"When I'm there on the West Bank, I see what this American money actually does," said Blair, who says he has traveled to the region 71 times since leaving office. "And it provides support for security, on the Palestinian side, for institutions and for the economy, which is hugely important to ... trying to build the state from the bottom up."
Former President Bill Clinton echoed Blair's concern, saying while there's "a lot of frustration around this issue," he does not support calls for Congress to cut off Palestinian security funding.
"I think that everybody knows the U.S. Congress is the most pro-Israel parliamentary body in the world. They don't have to demonstrate that," Clinton said. "I think as this unfolds, the worst thing we could do is to tie the administration's hands."
Clinton agreed with Blair that reviving a framework for peace negotiations was the only way to avert a showdown at the United Nations over statehood, which he called "an act of frustration on the part of the Palestinians."
"The American government has agreed with Israel that there's no way the U.N. can impose a peace plan, and therefore the peace plan has to be the subject of negotiations," Clinton said. "We're going to stick by Israel and its security, but we need to give them the ability to bring the Palestinians back into a negotiated position."
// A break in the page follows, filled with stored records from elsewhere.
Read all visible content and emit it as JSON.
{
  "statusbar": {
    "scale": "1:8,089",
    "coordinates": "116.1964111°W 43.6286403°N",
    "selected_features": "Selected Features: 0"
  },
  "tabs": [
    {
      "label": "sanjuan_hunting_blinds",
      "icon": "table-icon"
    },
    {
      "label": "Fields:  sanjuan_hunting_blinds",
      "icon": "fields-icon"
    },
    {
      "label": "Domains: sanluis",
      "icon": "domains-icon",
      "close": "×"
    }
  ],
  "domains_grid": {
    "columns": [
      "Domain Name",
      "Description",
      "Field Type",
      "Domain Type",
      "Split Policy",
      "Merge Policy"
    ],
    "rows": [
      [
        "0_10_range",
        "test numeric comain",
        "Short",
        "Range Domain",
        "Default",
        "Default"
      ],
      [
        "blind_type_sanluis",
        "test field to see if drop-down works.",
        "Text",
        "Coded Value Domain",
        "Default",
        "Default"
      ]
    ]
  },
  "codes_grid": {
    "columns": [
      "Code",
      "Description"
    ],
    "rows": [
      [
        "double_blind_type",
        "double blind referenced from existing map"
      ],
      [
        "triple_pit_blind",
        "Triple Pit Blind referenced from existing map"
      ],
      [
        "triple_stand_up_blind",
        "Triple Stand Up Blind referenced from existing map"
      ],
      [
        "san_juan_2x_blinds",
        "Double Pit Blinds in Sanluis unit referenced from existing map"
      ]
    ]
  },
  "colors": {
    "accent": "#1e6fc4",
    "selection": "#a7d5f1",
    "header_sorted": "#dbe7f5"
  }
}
"It might be good politics for the Palestinians with their people and the Israelis with theirs to have this standoff, but the most important thing is to have good-faith negotiations," Clinton added.